If you’ve ever quit learning something due to not improving despite trying, the answer is simple. It’s deliberate practice.
Before we dive into the term, let’s describe the problem a bit more. You’ve probably tried to learn something new recently, be it for school, for your job or for personal improvement. In the process of learning, you must have spent time practicing. But how effectively did you practice?
I myself am guilty of years of lazy practice (the opposite of deliberate practice) on any subject I set my sights on. That includes but is not limited to coding, Spanish and martial arts. I would spend the majority, if not all, of my practice time, doing things I had already learned over and over again, falsely expecting to improve. I would even get frustrated in the end, declaring the subjects as difficult or as ones I didn’t like. What I needed was to take ownership, and deeply restructure the way I practiced.
This is where the concept of deliberate practice comes in. The main idea behind this concept is:
The quality of practice matters as much, if not more, as the quantity.
Deliberate practice is about practicing intentionally in areas that will allow you to actually improve, which usually lies a little outside of your comfort zone.
Before diving in the 4 pillars that will allow you to utilize deliberate practice in your own life, let me share with you a thought by Barbara Oakley. Barbara Oakley is the teacher of the most popular online course, Learning How to Learn: Powerful mental tools to help you master tough subjects, which is offered on Coursera. The thought is from the Becoming a SuperHuman podcast, where at some point she talks about deliberate vs. lazy practice. Her point is that, in order to be more effective in utilizing deliberate practice in your life, you should not aim to practice deliberately, but aim to avoid doing lazy practice. This is a good point because lazy practice is easier to remember and clearer to your mind to distinguish.
The 4 Pillars of Deliberate Practice
1) Growth Mindset and Motivation
As soon as you decide to practice in serious mode, it is obvious that things are going to be harder than before. Not only that, but there will be moments where you will feel stuck, hitting the ceiling of your original capacity.
It is in those moments that you will need to believe in yourself and in your potential in order to breakthrough. Along with that, it is very important that it is a subject you care about, so that inner confidence gets paired with the necessary motivation.
- To learn more about growth mindset and how to shift towards it yourself, read my article on growth mindset.
2) Practicing Out Of Your Comfort Zone
For your efforts to be called “deliberate practice” you need to operate on a level that challenges you and that almost forces you to improve. As in my case, practicing the same things over and over again gives the illusion of effort, but eventually serves no purpose.
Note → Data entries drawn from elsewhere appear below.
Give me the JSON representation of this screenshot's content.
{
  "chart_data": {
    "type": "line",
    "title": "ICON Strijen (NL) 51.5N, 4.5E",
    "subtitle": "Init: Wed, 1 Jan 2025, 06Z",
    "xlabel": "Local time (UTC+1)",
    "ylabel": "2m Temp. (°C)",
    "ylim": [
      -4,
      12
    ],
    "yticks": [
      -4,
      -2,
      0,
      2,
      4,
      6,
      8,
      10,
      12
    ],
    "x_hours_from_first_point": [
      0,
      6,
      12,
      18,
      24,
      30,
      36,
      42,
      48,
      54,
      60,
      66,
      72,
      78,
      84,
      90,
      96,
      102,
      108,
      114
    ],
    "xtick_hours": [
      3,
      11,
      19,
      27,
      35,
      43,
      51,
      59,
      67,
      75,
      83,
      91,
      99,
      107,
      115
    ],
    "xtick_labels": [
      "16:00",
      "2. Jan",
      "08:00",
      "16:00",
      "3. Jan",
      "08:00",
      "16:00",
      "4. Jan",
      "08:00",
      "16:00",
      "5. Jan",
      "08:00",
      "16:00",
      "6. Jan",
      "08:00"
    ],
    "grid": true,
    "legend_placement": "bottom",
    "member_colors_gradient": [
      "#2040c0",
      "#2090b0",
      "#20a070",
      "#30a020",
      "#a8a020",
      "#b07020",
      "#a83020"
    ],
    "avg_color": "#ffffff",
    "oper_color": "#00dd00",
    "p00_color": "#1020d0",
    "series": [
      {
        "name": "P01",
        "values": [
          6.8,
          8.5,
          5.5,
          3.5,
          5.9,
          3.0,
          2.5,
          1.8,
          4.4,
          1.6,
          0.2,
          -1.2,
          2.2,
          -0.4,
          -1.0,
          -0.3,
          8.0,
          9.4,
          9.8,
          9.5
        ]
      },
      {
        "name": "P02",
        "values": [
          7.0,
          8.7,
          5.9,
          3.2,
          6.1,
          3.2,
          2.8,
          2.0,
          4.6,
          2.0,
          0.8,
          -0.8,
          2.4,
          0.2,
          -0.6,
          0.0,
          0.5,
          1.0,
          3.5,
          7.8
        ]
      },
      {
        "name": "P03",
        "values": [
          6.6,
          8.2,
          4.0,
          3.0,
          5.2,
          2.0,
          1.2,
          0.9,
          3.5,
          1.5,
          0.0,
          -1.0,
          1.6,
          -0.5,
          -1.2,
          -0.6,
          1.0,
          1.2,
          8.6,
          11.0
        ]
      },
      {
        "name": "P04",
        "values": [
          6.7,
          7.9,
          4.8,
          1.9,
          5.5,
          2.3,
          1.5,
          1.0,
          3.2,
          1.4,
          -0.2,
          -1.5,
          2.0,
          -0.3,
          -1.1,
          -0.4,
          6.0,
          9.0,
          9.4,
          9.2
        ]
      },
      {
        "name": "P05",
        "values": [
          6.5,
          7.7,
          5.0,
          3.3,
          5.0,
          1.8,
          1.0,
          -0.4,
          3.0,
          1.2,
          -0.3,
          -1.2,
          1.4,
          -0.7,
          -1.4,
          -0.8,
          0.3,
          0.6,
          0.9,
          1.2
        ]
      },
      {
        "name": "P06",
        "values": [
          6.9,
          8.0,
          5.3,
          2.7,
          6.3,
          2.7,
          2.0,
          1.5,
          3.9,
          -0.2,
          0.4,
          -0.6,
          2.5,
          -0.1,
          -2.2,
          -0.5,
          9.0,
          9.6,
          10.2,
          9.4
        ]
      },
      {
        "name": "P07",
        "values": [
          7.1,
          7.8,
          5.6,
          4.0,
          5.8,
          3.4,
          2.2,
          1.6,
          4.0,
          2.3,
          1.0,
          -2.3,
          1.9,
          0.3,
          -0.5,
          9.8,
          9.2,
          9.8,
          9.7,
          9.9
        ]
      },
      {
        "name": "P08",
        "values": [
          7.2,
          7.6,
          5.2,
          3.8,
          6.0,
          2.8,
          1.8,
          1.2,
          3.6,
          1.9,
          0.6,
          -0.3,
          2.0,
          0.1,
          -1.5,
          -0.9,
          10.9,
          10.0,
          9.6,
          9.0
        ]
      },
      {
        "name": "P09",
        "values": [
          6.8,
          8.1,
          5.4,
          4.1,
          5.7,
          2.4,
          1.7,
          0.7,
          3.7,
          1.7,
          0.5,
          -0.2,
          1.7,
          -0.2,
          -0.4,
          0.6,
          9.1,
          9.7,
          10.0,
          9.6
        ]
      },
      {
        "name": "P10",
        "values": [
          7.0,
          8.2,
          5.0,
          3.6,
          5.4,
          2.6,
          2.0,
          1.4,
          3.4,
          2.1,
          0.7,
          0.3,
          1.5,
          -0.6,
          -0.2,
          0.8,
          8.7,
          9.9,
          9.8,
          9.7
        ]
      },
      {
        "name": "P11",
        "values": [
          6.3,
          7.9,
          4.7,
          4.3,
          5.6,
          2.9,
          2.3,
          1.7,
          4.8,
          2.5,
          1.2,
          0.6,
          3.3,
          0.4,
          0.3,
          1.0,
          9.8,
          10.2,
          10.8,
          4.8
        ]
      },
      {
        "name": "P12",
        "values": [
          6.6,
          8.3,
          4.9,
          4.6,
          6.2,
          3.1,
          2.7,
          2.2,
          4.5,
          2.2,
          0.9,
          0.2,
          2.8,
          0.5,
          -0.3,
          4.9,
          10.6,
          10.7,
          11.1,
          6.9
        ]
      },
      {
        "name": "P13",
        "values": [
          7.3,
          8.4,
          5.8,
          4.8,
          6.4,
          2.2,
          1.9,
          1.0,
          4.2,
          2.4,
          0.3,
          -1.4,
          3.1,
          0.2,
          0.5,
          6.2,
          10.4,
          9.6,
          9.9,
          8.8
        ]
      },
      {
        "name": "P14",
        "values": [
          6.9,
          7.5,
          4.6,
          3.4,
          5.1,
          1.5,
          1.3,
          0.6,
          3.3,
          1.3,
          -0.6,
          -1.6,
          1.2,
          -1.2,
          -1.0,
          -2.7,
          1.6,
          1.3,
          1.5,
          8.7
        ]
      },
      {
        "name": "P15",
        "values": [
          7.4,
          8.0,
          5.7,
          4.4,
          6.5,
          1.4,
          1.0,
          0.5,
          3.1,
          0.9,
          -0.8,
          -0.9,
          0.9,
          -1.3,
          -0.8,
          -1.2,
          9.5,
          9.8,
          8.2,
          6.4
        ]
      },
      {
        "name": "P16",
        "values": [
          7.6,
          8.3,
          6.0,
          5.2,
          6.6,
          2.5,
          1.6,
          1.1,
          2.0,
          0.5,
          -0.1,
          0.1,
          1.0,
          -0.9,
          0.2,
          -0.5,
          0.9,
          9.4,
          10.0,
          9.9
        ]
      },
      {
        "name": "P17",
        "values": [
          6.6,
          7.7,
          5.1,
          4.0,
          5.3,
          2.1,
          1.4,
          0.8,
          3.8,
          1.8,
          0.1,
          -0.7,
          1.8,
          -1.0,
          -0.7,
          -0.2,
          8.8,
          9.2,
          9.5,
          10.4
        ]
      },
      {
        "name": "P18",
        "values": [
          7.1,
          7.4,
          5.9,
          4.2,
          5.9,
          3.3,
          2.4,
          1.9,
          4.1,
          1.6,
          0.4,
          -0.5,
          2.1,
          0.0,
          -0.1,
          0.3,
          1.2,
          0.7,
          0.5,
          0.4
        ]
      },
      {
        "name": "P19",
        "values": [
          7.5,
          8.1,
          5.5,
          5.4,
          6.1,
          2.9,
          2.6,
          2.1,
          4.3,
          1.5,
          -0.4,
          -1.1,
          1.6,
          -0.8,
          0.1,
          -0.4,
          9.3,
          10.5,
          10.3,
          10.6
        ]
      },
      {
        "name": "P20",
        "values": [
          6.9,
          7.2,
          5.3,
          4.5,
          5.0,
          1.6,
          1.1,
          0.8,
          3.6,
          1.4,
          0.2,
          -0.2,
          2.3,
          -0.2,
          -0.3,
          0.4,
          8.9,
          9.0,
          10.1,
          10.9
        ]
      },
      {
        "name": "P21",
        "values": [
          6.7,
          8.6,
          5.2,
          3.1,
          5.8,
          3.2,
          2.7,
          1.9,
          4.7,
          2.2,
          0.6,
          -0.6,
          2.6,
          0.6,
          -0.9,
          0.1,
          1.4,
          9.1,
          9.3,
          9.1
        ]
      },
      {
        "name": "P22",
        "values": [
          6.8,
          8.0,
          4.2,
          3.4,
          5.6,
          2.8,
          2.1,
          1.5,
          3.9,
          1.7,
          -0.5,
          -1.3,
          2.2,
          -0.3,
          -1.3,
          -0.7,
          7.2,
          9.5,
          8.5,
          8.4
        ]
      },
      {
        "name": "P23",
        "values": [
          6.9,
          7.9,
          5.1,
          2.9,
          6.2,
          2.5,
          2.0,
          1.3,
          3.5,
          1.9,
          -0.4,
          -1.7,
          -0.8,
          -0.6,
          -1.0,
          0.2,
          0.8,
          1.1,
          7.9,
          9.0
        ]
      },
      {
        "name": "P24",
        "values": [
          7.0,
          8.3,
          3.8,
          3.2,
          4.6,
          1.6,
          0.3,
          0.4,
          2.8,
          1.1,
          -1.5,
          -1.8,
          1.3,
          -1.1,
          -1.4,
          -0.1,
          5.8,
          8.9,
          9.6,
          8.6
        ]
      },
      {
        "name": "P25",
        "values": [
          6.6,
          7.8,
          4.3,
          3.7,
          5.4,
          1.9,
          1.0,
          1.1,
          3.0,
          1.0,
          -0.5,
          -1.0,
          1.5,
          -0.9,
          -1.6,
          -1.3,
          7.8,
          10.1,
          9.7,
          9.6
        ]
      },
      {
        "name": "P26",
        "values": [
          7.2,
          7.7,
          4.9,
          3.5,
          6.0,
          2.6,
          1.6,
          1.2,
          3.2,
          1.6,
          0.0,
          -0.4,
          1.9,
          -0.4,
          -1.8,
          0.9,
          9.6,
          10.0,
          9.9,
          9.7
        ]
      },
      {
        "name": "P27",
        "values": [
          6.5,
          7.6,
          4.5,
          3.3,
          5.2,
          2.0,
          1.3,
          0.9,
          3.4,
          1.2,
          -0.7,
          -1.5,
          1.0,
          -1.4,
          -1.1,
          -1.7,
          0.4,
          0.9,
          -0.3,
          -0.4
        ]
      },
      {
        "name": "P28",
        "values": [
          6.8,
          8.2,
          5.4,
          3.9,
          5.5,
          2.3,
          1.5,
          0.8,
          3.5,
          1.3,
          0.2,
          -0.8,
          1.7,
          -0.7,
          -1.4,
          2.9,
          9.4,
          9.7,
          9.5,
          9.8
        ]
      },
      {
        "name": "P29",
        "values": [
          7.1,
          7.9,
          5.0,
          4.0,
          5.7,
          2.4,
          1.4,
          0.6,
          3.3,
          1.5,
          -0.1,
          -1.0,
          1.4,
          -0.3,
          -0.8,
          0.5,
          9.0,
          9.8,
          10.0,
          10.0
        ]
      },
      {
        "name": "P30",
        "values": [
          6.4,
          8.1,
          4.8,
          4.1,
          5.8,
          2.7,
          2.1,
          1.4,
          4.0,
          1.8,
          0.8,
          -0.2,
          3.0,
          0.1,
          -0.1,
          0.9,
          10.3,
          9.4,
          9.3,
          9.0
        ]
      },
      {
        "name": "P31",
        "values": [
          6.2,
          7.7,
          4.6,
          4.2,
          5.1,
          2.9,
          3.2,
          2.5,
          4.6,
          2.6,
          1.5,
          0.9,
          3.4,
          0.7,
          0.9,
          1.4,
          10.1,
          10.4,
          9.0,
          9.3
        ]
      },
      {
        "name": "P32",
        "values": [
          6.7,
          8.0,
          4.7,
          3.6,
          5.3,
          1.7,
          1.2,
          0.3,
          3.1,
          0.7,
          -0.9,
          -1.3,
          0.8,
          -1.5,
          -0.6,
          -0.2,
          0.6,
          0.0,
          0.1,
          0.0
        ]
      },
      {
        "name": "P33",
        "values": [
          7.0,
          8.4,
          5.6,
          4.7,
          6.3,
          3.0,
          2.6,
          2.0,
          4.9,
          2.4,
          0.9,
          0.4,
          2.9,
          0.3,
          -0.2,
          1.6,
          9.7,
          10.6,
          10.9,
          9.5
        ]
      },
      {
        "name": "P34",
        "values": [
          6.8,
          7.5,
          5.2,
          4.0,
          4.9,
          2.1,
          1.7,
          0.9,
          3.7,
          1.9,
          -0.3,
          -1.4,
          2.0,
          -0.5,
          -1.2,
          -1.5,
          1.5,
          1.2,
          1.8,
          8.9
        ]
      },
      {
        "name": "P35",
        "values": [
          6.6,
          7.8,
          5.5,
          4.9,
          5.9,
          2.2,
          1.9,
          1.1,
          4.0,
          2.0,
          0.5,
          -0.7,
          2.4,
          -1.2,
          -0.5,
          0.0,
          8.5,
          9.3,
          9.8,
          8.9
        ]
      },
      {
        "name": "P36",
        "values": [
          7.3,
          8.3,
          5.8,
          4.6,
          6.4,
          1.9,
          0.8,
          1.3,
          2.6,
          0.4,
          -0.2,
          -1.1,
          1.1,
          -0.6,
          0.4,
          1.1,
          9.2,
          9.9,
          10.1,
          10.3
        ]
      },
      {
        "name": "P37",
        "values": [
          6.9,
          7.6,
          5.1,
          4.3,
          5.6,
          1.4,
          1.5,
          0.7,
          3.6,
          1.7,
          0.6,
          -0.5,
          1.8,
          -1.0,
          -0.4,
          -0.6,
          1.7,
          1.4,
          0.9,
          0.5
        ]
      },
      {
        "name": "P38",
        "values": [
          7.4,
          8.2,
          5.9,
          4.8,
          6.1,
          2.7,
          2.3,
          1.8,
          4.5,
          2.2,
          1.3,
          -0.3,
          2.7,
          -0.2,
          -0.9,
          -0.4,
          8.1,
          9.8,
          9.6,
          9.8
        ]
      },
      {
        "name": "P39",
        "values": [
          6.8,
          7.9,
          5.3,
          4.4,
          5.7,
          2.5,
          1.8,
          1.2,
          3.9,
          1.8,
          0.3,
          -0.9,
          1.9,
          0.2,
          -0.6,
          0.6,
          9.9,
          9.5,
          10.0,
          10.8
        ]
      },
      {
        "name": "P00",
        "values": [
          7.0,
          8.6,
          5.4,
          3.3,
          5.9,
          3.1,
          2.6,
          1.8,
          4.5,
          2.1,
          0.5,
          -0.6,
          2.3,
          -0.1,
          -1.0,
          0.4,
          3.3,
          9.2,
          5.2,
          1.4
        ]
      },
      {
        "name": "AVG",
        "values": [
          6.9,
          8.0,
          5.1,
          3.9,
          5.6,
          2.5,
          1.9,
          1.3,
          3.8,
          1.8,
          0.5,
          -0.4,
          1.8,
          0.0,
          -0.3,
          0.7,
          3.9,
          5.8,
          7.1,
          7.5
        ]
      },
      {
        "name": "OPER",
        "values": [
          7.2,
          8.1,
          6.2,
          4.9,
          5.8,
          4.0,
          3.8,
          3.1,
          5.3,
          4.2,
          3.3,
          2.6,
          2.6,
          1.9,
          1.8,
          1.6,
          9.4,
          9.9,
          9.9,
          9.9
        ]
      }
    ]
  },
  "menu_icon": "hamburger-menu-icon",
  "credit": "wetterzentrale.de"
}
It is important to note, that working outside of your comfort zone is not about working harder, but differently. You must not be afraid of changing your approach if your original choice leads you to a dead end. Keep experimenting until you break through your current limits.
There is, though, something like stretching too much. Right outside of your comfort zone lies the learning zone, but if you stretch further you enter what is called “the panic zone”. Keep your practice to things that allow you to grow from your existing skills, and not to things that are currently plainly impossible.
One of the most foundational aspects of deliberate practice is consistency. If you work on something in irregular and wide-apart sessions, your brain won’t be able to form the appropriate patterns that will allow you to grow. Although consistency doesn’t necessarily mean daily practice, you should be practicing at regular intervals in order to maintain momentum and eventually develop expertise.
Feedback is the most important pillar supporting deliberate practice. It is essential for identifying progress and areas that need improvement, as well as keeping yourself accountable.
There are a couple of different ways to receive feedback. My personal favorite is through milestones and tracking. As Peter Drucker has said, “If you can’t measure it, you can’t improve it”. This is originally a quote on business management, but with a small change it becomes an absolute truth in self-improvement:
If you don’t measure it, you can’t improve it
So I personally track pages I’ve read, hours I’ve practiced and what I’ve done during these hours, as well as other things. This way I have specific metrics to measure my performance with. I also put specific milestones in my practice to have an idea about the bigger picture as well.
Another effective way to receive feedback is through coaching. That can mean either a teacher, who will guide you, correct you and track your progress as necessary, or a peer, where you will hold each other accountable and measure each other’s progress.
Deliberate practice is the process of working on your capabilities intentionally, avoiding being lazy and just keeping yourself busy. It is about operating slightly outside your comfort zone, working with feedback to constantly improve your practice and eventually your skills.
So, no matter your starting point, if you put in the time and effort to transform your practice into a deliberate one, you will be surprised with what you’re capable of and how quickly you can get there.
Call to Action
As soon as you start implementing deliberate practice, you are quickly going to witness results. I’d love to hear from you about your achievements and/or struggles. Post on the Facebook group, or contact me directly!